Write out every entry precisely as given, leaving the pictures out.

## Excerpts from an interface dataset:

⁂

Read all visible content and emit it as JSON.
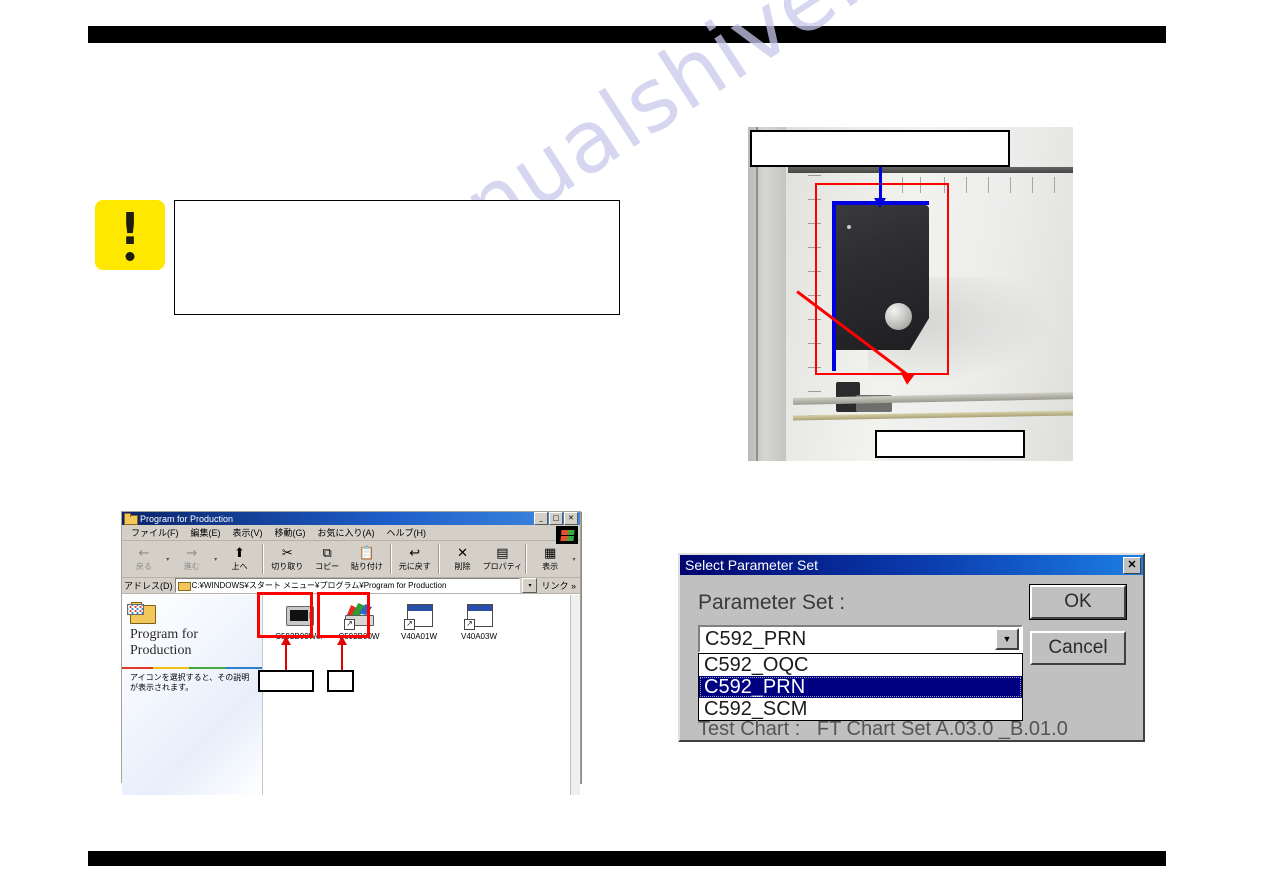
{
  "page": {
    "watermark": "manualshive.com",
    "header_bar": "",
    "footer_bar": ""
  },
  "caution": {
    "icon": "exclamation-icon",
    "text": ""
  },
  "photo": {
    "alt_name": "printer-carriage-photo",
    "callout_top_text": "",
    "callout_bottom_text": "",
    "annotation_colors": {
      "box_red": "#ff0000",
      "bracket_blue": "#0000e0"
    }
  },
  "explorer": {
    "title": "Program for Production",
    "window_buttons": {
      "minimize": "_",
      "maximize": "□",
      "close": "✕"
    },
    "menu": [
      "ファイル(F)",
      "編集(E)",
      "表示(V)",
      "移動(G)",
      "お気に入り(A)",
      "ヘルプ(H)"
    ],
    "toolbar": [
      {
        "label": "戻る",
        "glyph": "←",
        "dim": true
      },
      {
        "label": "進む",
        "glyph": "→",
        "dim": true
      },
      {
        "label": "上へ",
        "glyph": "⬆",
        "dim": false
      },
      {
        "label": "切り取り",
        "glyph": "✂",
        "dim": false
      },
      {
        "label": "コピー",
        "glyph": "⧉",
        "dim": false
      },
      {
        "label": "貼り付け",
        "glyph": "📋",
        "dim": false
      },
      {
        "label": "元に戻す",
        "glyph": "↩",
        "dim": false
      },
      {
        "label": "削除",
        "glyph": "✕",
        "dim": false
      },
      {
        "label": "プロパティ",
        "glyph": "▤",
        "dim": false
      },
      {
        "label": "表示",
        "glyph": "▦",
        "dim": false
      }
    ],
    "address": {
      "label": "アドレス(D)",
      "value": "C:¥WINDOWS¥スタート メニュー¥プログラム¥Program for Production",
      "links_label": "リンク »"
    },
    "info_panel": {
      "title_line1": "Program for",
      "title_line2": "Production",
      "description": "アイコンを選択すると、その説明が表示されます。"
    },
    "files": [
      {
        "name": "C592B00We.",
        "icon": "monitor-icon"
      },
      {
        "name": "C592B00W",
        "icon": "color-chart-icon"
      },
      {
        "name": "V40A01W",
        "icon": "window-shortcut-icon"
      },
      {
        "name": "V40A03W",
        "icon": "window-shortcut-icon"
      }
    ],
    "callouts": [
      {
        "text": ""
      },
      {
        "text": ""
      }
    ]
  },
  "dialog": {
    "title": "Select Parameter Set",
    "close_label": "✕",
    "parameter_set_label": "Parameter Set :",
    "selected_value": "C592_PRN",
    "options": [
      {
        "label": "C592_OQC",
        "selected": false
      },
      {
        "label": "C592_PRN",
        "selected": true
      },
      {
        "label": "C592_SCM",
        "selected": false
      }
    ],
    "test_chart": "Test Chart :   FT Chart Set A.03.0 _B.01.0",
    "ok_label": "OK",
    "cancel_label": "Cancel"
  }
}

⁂

## ANSWER TO THIS EXERCISE:
Read all visible content and emit it as JSON.
{
  "page": {
    "watermark": "manualshive.com",
    "header_bar": "",
    "footer_bar": ""
  },
  "caution": {
    "icon": "exclamation-icon",
    "text": ""
  },
  "photo": {
    "alt_name": "printer-carriage-photo",
    "callout_top_text": "",
    "callout_bottom_text": "",
    "annotation_colors": {
      "box_red": "#ff0000",
      "bracket_blue": "#0000e0"
    }
  },
  "explorer": {
    "title": "Program for Production",
    "window_buttons": {
      "minimize": "_",
      "maximize": "□",
      "close": "✕"
    },
    "menu": [
      "ファイル(F)",
      "編集(E)",
      "表示(V)",
      "移動(G)",
      "お気に入り(A)",
      "ヘルプ(H)"
    ],
    "toolbar": [
      {
        "label": "戻る",
        "glyph": "←",
        "dim": true
      },
      {
        "label": "進む",
        "glyph": "→",
        "dim": true
      },
      {
        "label": "上へ",
        "glyph": "⬆",
        "dim": false
      },
      {
        "label": "切り取り",
        "glyph": "✂",
        "dim": false
      },
      {
        "label": "コピー",
        "glyph": "⧉",
        "dim": false
      },
      {
        "label": "貼り付け",
        "glyph": "📋",
        "dim": false
      },
      {
        "label": "元に戻す",
        "glyph": "↩",
        "dim": false
      },
      {
        "label": "削除",
        "glyph": "✕",
        "dim": false
      },
      {
        "label": "プロパティ",
        "glyph": "▤",
        "dim": false
      },
      {
        "label": "表示",
        "glyph": "▦",
        "dim": false
      }
    ],
    "address": {
      "label": "アドレス(D)",
      "value": "C:¥WINDOWS¥スタート メニュー¥プログラム¥Program for Production",
      "links_label": "リンク »"
    },
    "info_panel": {
      "title_line1": "Program for",
      "title_line2": "Production",
      "description": "アイコンを選択すると、その説明が表示されます。"
    },
    "files": [
      {
        "name": "C592B00We.",
        "icon": "monitor-icon"
      },
      {
        "name": "C592B00W",
        "icon": "color-chart-icon"
      },
      {
        "name": "V40A01W",
        "icon": "window-shortcut-icon"
      },
      {
        "name": "V40A03W",
        "icon": "window-shortcut-icon"
      }
    ],
    "callouts": [
      {
        "text": ""
      },
      {
        "text": ""
      }
    ]
  },
  "dialog": {
    "title": "Select Parameter Set",
    "close_label": "✕",
    "parameter_set_label": "Parameter Set :",
    "selected_value": "C592_PRN",
    "options": [
      {
        "label": "C592_OQC",
        "selected": false
      },
      {
        "label": "C592_PRN",
        "selected": true
      },
      {
        "label": "C592_SCM",
        "selected": false
      }
    ],
    "test_chart": "Test Chart :   FT Chart Set A.03.0 _B.01.0",
    "ok_label": "OK",
    "cancel_label": "Cancel"
  }
}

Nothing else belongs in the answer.